### EXTRACTED ENTRIES:
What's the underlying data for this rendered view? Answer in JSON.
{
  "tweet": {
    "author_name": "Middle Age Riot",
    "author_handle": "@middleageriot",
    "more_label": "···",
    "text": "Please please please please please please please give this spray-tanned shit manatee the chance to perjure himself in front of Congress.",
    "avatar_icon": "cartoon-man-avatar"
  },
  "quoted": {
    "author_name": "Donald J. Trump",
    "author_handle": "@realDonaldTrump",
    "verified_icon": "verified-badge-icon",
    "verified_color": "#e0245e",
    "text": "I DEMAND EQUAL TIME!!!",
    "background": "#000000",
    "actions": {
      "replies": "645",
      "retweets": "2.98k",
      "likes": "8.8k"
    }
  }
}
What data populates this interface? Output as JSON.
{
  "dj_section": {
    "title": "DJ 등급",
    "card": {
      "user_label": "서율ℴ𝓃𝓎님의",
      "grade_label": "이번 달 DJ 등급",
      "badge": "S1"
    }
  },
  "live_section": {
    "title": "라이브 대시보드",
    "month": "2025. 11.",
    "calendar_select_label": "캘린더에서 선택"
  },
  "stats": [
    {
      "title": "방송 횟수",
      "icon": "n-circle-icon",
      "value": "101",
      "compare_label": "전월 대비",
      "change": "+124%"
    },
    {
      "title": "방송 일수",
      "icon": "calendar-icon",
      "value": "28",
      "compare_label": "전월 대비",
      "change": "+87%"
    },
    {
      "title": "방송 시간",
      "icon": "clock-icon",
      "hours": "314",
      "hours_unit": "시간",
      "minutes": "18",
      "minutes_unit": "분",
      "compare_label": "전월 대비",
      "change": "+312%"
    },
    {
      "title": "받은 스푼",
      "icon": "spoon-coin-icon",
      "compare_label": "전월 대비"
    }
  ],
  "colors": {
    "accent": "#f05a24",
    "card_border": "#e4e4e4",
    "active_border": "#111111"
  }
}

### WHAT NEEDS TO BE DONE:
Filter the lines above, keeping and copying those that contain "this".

### TASK RESULT:
What's the underlying data for this rendered view? Answer in JSON.
    "text": "Please please please please please please please give this spray-tanned shit manatee the chance to perjure himself in front of Congress.",
What data populates this interface? Output as JSON.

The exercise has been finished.